Our Faithfulness or His?
I have never been confident in my ability to keep myself in a state of grace. Some Christians seem quite confident of their power to live a good life and keep themselves in a condition of salvation. So it seems that, in the end, their salvation will be due to two things: (1) what Christ did for them and (2) what they did for themselves. I have never understood this mentality.
We are like sheep. Everyone knows that sheep are stupid, and if left to themselves will get themselves lost or killed, maybe both. They are entirely dependent on the skill, devotion, and faithfulness of the shepherd. They are not wild stallions who gallop over the plains, finding their own food, fighting off predators, and generally fending for themselves. If they have to take care of themselves, sheep will die.
The Apostle Paul knew this. When he said (Galatians 2:20), "...the life I now live, I live by faith in the Son of God, who loved me and gave himself for me," most Bibles translate as it is translated here. However, the word translated "faith" in Greek is pistis, which can, and often does, mean "faithfulness." Furthermore, the grammatical structure of "Son of God" is genitive, rather than dative. So it is "faith of" or "faithfulness of" the Son of God, rather than faith in.
Paul was not saying he was keeping himself in a state of grace by his own faith, or faithfulness. Rather he was living, and surviving spiritually, by the faithfulness of Christ Himself.
We put too much burden on our flimsy faith, which even in the best of times isn't very strong. But now look at the verse again: "...the life I now live, I live by the faithfulness of the Son of God, who loved me and gave himself for me."

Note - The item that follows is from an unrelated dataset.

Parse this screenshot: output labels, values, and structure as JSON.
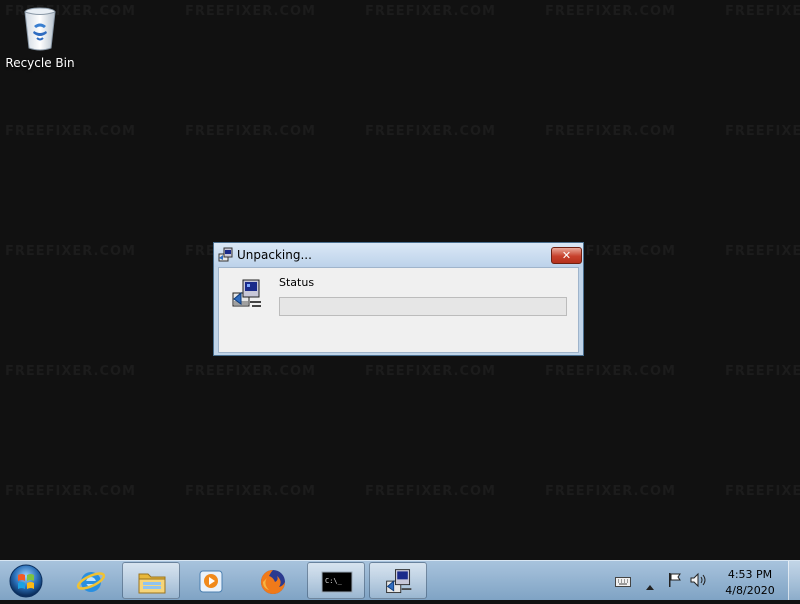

Jesus is the one who does what needs to be done for our salvation. Remember, it's a completed work. All we need to do is to love him, thank him, and trust in his faithfulness. Service will come naturally once we know that we are secure in Him. "For Christ's love compels us [to serve him]..." (2 Cor. 5:14).